Reading the data below, count the lines that carry the string "date". Give nothing but the count.
[[ Dataset excerpts, beginning ]]
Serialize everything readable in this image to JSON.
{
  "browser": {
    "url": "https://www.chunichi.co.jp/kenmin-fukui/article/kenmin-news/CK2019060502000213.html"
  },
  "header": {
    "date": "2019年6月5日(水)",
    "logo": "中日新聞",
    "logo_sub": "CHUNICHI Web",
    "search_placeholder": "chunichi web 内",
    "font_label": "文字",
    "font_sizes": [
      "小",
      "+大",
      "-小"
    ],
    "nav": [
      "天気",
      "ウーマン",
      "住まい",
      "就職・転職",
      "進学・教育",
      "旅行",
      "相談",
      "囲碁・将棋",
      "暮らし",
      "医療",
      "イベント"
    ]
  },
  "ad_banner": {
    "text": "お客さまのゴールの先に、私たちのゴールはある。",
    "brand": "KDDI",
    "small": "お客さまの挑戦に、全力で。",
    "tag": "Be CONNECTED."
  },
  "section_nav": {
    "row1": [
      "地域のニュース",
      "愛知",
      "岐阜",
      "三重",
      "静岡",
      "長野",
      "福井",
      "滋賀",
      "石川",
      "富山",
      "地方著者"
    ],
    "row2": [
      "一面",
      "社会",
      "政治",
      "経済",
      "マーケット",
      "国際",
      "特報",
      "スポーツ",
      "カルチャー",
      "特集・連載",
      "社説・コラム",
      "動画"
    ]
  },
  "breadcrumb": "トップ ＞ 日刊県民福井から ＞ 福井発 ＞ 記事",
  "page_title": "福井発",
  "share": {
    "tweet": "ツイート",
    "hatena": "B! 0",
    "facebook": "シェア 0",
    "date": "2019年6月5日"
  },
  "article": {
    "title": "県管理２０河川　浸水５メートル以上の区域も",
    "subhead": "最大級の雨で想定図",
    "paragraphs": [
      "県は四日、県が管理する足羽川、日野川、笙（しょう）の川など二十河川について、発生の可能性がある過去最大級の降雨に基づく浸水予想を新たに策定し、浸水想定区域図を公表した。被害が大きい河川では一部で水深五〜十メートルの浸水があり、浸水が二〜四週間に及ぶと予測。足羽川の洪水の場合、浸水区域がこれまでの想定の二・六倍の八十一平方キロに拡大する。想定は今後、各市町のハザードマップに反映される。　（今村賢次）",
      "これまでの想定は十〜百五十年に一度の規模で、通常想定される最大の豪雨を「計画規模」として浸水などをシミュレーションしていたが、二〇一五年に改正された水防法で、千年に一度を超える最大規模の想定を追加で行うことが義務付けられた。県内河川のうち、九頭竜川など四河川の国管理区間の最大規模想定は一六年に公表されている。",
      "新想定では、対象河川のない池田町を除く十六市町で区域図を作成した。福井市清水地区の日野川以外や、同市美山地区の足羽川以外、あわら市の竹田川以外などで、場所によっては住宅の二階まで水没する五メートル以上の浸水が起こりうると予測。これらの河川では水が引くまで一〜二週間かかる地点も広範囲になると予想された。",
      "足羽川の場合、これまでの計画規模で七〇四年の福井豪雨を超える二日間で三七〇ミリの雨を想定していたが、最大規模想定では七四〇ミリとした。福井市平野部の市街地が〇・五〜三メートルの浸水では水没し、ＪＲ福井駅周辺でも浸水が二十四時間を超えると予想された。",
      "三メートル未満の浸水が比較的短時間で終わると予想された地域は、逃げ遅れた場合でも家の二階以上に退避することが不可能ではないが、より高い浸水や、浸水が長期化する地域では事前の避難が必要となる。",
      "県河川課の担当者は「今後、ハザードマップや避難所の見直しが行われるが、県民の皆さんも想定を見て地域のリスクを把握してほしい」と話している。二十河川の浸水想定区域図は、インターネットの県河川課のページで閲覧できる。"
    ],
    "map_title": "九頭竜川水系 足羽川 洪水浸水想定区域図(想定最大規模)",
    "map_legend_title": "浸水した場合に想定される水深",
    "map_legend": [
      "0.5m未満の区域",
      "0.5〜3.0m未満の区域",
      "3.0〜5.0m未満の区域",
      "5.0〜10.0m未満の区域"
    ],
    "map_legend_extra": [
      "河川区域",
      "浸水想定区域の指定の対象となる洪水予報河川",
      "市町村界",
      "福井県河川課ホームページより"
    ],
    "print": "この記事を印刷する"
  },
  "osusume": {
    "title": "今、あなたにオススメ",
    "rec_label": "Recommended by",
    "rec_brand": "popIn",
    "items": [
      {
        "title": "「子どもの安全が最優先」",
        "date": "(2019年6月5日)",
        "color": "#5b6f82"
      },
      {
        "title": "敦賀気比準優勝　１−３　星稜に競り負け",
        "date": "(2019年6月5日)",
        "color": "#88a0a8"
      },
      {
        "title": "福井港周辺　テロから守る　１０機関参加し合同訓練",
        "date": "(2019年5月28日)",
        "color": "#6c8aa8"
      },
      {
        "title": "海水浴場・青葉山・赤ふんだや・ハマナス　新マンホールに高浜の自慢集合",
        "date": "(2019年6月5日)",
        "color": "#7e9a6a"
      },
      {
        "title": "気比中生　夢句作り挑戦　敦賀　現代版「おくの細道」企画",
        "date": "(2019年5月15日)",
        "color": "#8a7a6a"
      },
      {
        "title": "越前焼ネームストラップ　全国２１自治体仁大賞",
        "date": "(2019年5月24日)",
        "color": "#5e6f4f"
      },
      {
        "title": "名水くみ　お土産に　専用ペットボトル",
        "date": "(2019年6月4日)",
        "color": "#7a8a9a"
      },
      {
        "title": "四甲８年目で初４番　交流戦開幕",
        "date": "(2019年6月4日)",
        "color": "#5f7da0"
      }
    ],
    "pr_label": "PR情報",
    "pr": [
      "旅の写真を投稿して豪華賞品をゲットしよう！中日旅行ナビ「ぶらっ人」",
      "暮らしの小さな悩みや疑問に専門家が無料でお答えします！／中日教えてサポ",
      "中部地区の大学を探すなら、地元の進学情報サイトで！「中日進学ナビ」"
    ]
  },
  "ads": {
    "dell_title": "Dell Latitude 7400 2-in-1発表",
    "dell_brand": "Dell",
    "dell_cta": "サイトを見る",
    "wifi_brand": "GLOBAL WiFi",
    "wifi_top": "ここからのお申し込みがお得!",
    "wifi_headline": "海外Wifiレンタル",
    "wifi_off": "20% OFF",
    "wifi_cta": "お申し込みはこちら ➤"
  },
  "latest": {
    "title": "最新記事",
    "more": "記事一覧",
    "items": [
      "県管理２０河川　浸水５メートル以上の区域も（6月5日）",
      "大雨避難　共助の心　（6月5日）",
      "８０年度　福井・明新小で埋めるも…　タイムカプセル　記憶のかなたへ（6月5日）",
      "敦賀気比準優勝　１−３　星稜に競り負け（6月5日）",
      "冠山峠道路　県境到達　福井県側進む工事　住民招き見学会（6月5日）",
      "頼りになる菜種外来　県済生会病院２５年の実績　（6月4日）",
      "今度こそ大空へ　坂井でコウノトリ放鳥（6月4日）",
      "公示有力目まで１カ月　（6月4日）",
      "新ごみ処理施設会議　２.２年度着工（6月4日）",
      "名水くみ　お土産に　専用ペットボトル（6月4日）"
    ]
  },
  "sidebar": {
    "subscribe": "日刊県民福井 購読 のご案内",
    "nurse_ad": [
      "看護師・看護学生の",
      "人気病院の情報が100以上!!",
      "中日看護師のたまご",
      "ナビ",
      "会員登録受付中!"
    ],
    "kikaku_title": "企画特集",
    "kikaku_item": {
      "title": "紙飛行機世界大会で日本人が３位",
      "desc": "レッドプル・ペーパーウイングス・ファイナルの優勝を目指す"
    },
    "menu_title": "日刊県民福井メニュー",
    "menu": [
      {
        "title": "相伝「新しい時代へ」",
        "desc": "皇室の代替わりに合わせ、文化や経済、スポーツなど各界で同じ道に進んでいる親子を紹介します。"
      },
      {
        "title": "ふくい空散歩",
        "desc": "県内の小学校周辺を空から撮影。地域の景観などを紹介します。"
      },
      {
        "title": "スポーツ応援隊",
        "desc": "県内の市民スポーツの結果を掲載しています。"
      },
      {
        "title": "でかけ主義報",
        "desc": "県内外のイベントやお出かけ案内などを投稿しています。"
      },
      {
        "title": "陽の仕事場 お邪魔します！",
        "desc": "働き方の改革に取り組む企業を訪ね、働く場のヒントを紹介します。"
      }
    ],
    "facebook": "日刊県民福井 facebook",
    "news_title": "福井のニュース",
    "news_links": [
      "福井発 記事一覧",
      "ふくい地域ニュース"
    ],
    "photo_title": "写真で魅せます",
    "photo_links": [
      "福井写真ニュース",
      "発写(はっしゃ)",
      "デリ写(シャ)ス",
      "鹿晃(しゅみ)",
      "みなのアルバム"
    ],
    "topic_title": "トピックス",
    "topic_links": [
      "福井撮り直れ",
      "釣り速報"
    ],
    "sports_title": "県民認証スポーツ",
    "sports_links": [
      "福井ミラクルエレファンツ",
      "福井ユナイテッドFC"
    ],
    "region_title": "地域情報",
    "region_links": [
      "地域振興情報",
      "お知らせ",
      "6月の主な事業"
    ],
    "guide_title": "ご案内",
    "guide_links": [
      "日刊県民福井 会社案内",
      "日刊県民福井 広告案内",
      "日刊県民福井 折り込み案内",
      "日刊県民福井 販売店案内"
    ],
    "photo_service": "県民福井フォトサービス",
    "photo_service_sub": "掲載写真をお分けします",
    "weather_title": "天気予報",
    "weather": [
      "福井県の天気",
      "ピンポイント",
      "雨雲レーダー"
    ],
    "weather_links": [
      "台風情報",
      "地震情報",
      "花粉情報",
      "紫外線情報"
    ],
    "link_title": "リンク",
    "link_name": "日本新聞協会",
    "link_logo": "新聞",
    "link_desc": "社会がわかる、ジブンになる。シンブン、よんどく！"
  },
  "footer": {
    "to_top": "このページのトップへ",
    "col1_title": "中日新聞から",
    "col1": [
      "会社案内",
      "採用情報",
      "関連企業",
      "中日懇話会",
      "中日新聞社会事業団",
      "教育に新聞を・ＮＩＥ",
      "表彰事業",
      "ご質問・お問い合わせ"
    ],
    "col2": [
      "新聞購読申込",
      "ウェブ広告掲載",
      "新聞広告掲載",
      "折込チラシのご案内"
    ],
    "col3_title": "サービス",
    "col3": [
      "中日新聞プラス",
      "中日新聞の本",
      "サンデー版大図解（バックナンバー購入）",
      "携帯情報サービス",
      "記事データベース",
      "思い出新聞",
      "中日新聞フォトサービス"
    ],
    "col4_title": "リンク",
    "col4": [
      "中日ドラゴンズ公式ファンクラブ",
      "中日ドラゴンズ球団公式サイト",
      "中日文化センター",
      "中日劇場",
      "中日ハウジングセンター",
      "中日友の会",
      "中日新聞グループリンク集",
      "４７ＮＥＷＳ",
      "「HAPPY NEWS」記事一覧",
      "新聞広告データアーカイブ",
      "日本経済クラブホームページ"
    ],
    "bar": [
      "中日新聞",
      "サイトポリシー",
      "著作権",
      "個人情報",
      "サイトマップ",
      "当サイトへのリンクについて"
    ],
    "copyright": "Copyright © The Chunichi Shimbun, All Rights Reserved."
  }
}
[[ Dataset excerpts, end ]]
→ Exercise output:
10